Rising inflation, a new Prime Minister, faltering markets, the continuing war in Ukraine and the passing of the country’s longest-serving monarch…a lot’s happened since the last review in June.
It’s been a turbulent time during which we’ve witnessed no shortage of discussion about what it means for people’s finances. Yes, as a country we’re on course to see living standards fall, but according to Graeme and Paul, clients are taking events in their stride and remain relatively sanguine.
Graeme says clients have avoided any knee-jerk reaction to what, after all, are external events beyond their control. “Our clients have been through these kinds of cycles before and as long as they have their income coming in, their financial plans haven’t really changed.”
While markets have faltered in recent months, Graeme says he’s seen no move for clients to withdraw their investments. Similarly, in response to inflation, currently running at just under 10%, he says, clients have resisted the temptation to switch to assets which, while potentially offering higher returns, are also more volatile.
Paul acknowledges that while over the past three months, all Courtiers Funds bar the Corporate Bond Fund are in negative territory, all but one are also in the top quartile over five years and those that have been running for more than 10 years (the Courtiers Multi-Asset Funds) are in the top quartile over that period.
As for inflation and rising bills, Graeme says that while some clients might be “a little worried” about the spiralling cost of living, particularly energy bills, “it doesn’t have a huge impact on what they do day-to-day.”
Even if inflation was to increase to 22% as Goldman Sachs warned in August, Paul says that income strategies and cash reserves put in place as part of the financial planning process should mitigate the effects.
Rather than concerns about the general economy, Paul says he and the rest of the Private Clients Team have been busy fielding enquiries regarding the recent introduction of the Trust Registration Service (TRS). “Our Advisers have been liaising with an accountancy firm on behalf of clients and the accountancy firm are then registering the trust. We are also keeping clients up to date with the process and developments.”

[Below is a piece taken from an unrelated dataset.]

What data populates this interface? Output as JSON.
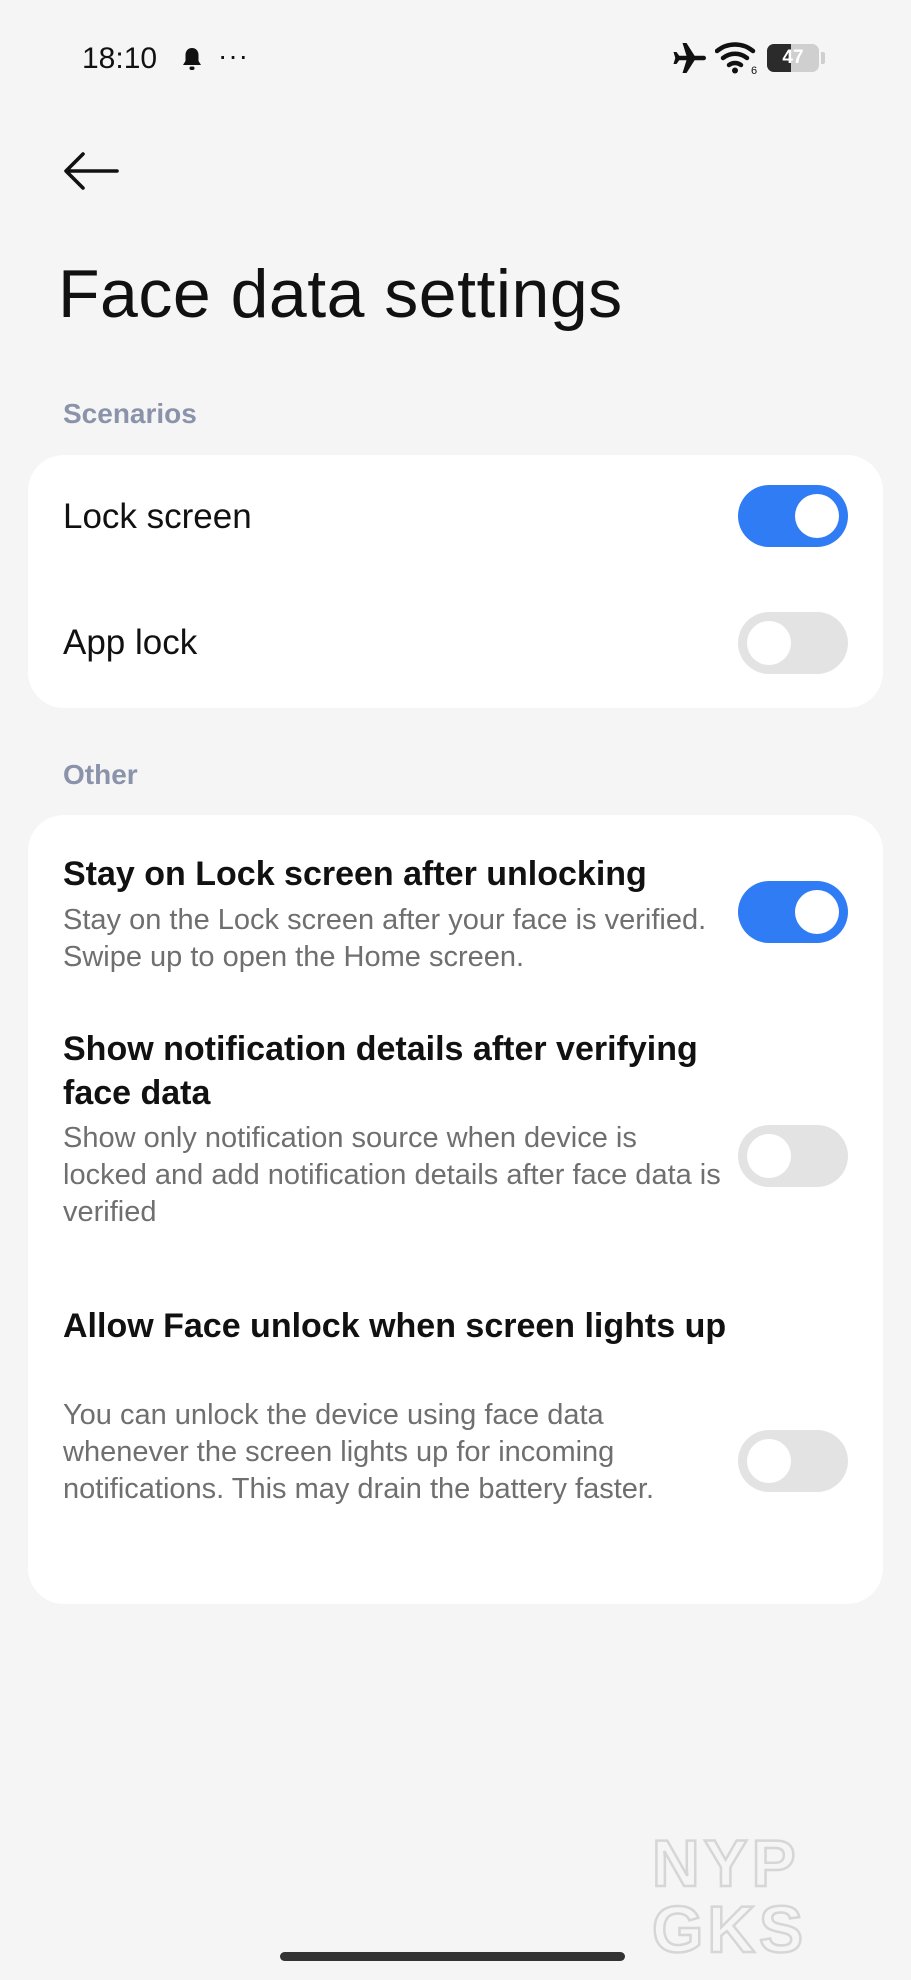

With inflation forecast to go higher, Graeme acknowledges that those clients with final salary pensions even if they include a degree of indexing for inflation “won’t see their payments keeping pace”. However, he says a lot of clients have accumulated a cash buffer over the last couple of years, which will mitigate the impact. He says he doesn’t “see a huge issue at this stage” although if these high rates of inflation “are sustained for a few years” this could change.
For clients with a Defined Contribution (DC) pension, Graeme says that’s where financial planning comes into its own. Using cashflow modelling, Advisers can simulate different scenarios to help clients work out the appropriate level of income to take.
Graeme regards the current levels of inflation and indeed interest rates “as a small correction” from what in both cases are very low bases.
Graeme says one of clients’ top concerns is how best to support their children and grandchildren financially, and particularly how to help them onto the property ladder. “We’ve had a number of clients gift from their investments for these events.” Even though a grandchild won’t be able to access the money before their mid to late 50s, Paul says Junior SIPPs (Self-Invested Pension Plans) are one option. The grandchildren benefit by not having to put aside so much for their pension allowing them “to spend more on housing costs,” he explains.
As for the arrival of Liz Truss in 10 Downing Street, Graeme is sceptical that her commitment to cut taxes will actually be delivered. “I don’t see how they’ve got any leverage to cut tax given the amount they spent on keeping the economy going during the pandemic, and also against the backdrop of fiscal packages to assist with the rising cost of energy economy. The government will need to borrow more over the coming months to fund their expenditure plans.”
Paul also questions whether tax cuts will be possible following a review carried out last year, which proposed changes that would result in higher levels of Capital Gains Tax as an area of possible concern for clients. We wrote about the government’s response to this in January this year.
Paul says, it’s a case of wait and see. “Clients have been through this sort of scenario before and they “know and trust that we’ll do what’s right for them whatever the changes.”
A special ‘fiscal event’ due to take place tomorrow, Friday 23 September, should provide the first real evidence of how committed Truss’s new administration is to honouring those promises. Look out for our coverage of this important event.